→ What needs to be done
All of the listing, from first line to last, should be output exactly; the pictures stay out.

→ Records supplied
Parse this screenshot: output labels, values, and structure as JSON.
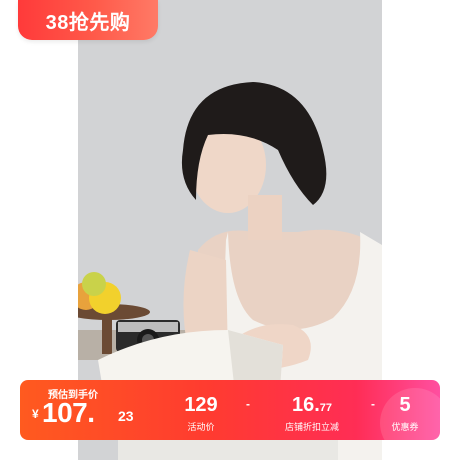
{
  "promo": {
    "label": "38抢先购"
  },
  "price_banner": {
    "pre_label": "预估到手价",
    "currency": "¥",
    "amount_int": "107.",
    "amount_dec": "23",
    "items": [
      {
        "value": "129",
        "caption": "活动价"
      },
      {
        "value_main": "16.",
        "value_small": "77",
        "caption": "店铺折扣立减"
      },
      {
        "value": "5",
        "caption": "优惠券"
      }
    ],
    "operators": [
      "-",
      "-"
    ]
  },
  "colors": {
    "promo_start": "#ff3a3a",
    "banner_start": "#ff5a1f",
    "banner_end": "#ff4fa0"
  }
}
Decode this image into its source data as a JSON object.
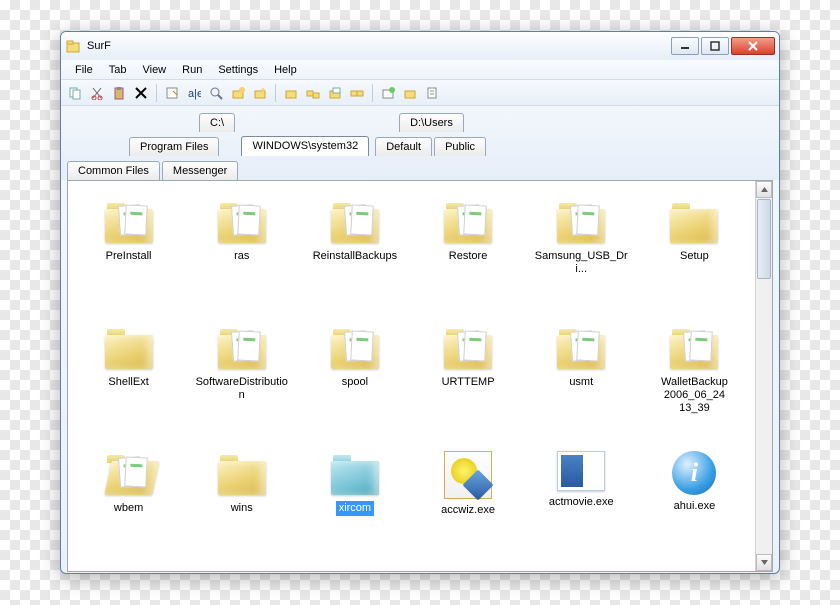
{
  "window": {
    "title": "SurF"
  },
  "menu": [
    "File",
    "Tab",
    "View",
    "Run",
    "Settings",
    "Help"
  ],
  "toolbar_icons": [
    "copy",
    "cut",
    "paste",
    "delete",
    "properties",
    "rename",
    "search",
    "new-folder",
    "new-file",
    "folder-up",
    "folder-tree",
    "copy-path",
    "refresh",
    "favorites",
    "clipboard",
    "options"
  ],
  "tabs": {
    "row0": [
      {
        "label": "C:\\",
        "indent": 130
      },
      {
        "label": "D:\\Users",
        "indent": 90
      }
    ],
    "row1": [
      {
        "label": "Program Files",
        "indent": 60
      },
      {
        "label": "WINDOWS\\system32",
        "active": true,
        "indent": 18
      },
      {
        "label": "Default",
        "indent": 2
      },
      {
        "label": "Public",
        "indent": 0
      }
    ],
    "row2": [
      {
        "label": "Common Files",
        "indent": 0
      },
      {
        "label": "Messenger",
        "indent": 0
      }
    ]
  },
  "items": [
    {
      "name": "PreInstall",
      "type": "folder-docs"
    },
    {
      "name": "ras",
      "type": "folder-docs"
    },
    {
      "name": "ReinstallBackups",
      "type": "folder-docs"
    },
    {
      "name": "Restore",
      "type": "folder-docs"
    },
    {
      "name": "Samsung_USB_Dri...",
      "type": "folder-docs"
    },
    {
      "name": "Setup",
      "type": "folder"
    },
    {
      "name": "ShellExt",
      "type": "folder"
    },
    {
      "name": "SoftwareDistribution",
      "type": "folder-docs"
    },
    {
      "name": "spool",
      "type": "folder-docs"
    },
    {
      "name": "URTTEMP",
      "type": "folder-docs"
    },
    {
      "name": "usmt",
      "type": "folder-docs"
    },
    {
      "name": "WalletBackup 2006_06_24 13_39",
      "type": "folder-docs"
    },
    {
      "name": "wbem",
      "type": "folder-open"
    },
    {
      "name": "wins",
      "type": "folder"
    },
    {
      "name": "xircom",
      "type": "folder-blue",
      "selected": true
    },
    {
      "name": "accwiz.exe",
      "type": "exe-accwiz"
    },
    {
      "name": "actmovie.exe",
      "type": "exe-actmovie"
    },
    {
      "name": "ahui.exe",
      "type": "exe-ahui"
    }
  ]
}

→ Answer box
Parse this screenshot: output labels, values, and structure as JSON.
{
  "promo": {
    "label": "38抢先购"
  },
  "price_banner": {
    "pre_label": "预估到手价",
    "currency": "¥",
    "amount_int": "107.",
    "amount_dec": "23",
    "items": [
      {
        "value": "129",
        "caption": "活动价"
      },
      {
        "value_main": "16.",
        "value_small": "77",
        "caption": "店铺折扣立减"
      },
      {
        "value": "5",
        "caption": "优惠券"
      }
    ],
    "operators": [
      "-",
      "-"
    ]
  },
  "colors": {
    "promo_start": "#ff3a3a",
    "banner_start": "#ff5a1f",
    "banner_end": "#ff4fa0"
  }
}
Decode this image into its source data as a JSON object.
{
  "window": {
    "title": "SurF"
  },
  "menu": [
    "File",
    "Tab",
    "View",
    "Run",
    "Settings",
    "Help"
  ],
  "toolbar_icons": [
    "copy",
    "cut",
    "paste",
    "delete",
    "properties",
    "rename",
    "search",
    "new-folder",
    "new-file",
    "folder-up",
    "folder-tree",
    "copy-path",
    "refresh",
    "favorites",
    "clipboard",
    "options"
  ],
  "tabs": {
    "row0": [
      {
        "label": "C:\\",
        "indent": 130
      },
      {
        "label": "D:\\Users",
        "indent": 90
      }
    ],
    "row1": [
      {
        "label": "Program Files",
        "indent": 60
      },
      {
        "label": "WINDOWS\\system32",
        "active": true,
        "indent": 18
      },
      {
        "label": "Default",
        "indent": 2
      },
      {
        "label": "Public",
        "indent": 0
      }
    ],
    "row2": [
      {
        "label": "Common Files",
        "indent": 0
      },
      {
        "label": "Messenger",
        "indent": 0
      }
    ]
  },
  "items": [
    {
      "name": "PreInstall",
      "type": "folder-docs"
    },
    {
      "name": "ras",
      "type": "folder-docs"
    },
    {
      "name": "ReinstallBackups",
      "type": "folder-docs"
    },
    {
      "name": "Restore",
      "type": "folder-docs"
    },
    {
      "name": "Samsung_USB_Dri...",
      "type": "folder-docs"
    },
    {
      "name": "Setup",
      "type": "folder"
    },
    {
      "name": "ShellExt",
      "type": "folder"
    },
    {
      "name": "SoftwareDistribution",
      "type": "folder-docs"
    },
    {
      "name": "spool",
      "type": "folder-docs"
    },
    {
      "name": "URTTEMP",
      "type": "folder-docs"
    },
    {
      "name": "usmt",
      "type": "folder-docs"
    },
    {
      "name": "WalletBackup 2006_06_24 13_39",
      "type": "folder-docs"
    },
    {
      "name": "wbem",
      "type": "folder-open"
    },
    {
      "name": "wins",
      "type": "folder"
    },
    {
      "name": "xircom",
      "type": "folder-blue",
      "selected": true
    },
    {
      "name": "accwiz.exe",
      "type": "exe-accwiz"
    },
    {
      "name": "actmovie.exe",
      "type": "exe-actmovie"
    },
    {
      "name": "ahui.exe",
      "type": "exe-ahui"
    }
  ]
}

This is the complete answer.